Joanna Russ (b.1937) died on April 29, 2011, two days after entering hospice. Russ was admitted to hospice following a series of strokes. Russ received a BA from Cornell in 1957 where she studied under Vladimir Nabokov. She began publishing science fiction in 1959 with the short story “Nor Custom Stale.” In 1960, she earned […]
Archive for the ‘SFWA Blog’ Category
An “interminable agency clause” (sometimes called an “interminable rights clause” or a “perpetual agency clause”) is language inserted into an author-agency agreement whereby the agency claims the right to remain the agent of record not just for the duration of any contracts it negotiates, but for the life of copyright.
Somewhere during the summer, when I got the latest “I can’t sell this” from an agent, I realized, “You can’t, but I can.” I have not looked back since.
Nominees for the Hugo Awards and for the John W. Campbell Award for Best New Writer have been announced.
Building stories is like building houses. Yes, you need a foundation, walls, and a roof, but holy cow–look at all the variations that are possible AND successful given those basic requirements!
Last October, I blogged about David Boyer, a self-styled author and publisher who was discovered to be committing extensive plagiarism, publishing stories and books both under his own name and his many aliases.

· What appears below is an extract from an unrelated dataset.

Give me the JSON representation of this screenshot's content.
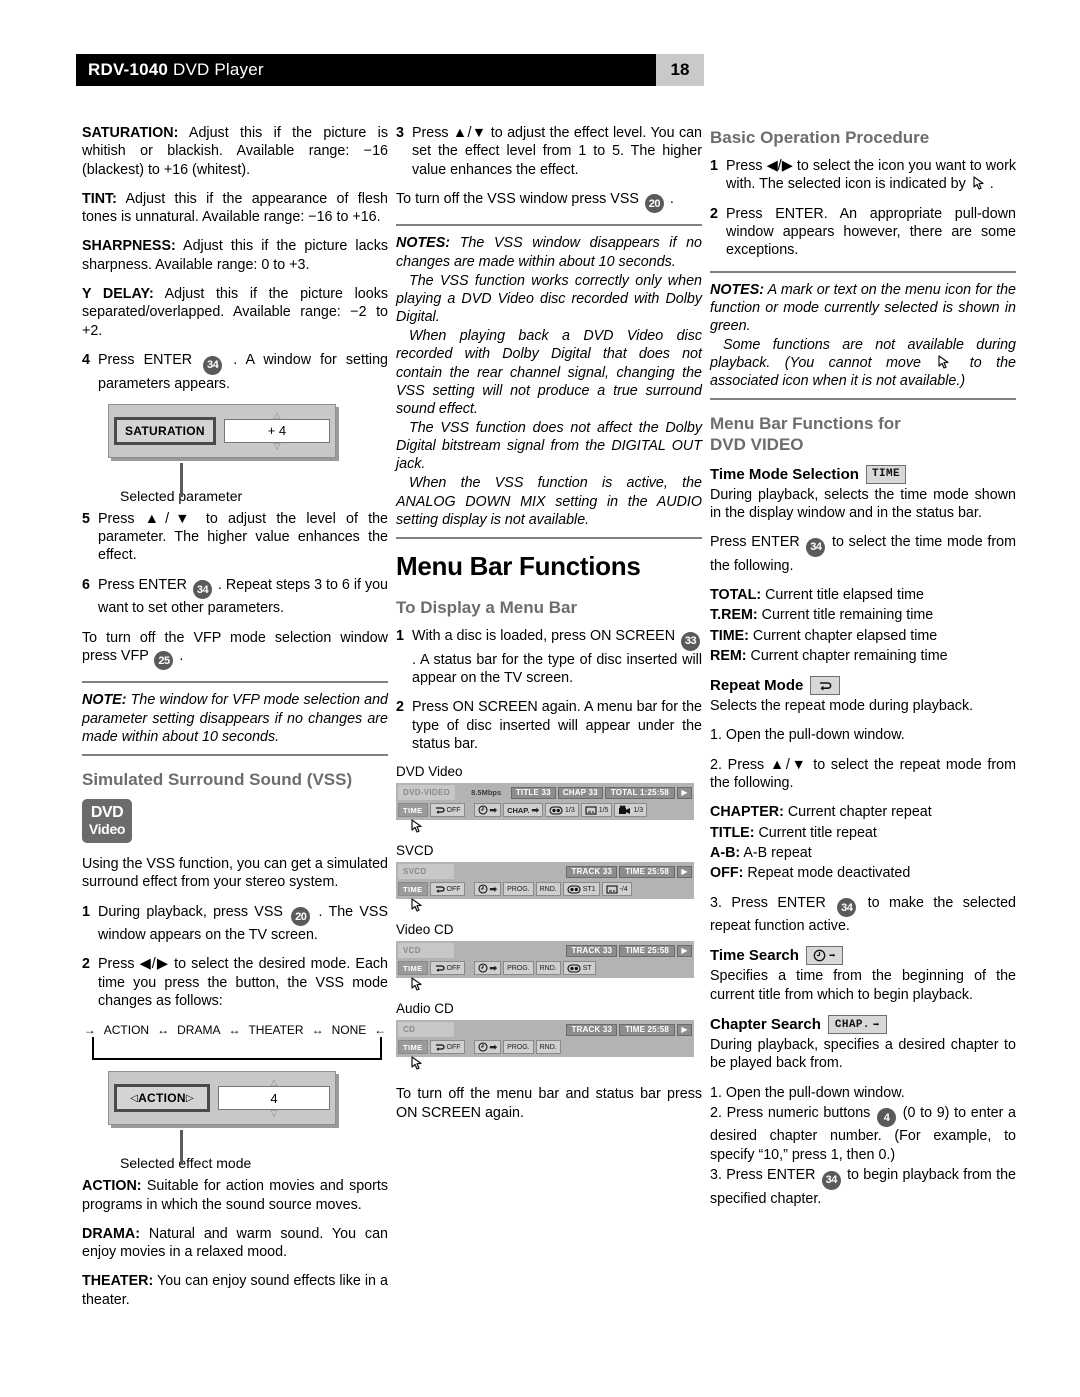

Every summer, Klingon speakers from around the world have gathered for a long weekend of barking and spitting, singing and storytelling, impromptu game shows, off-the-cuff translations of broadway musicals, and vaudeville routines.
Member News for Randy Henderson, Donald Norum, Jason V. Brock, K.V. Johansen, Adam Christopher, Allan Cole, David Levine, Vonda N. McIntyre, Anna D. Allen, Mary Robinette Kowal, Paul Cornell, and Kay Kenyon.
Renovation, the 69th Worldcon, is delighted to announce “Teaching SF”, a workshop for teachers, librarians and parents on how to use science fiction as a teaching tool.
The question now becomes, “where do we go from here?” The parties were left free to negotiate a new settlement, or continue the original lawsuit.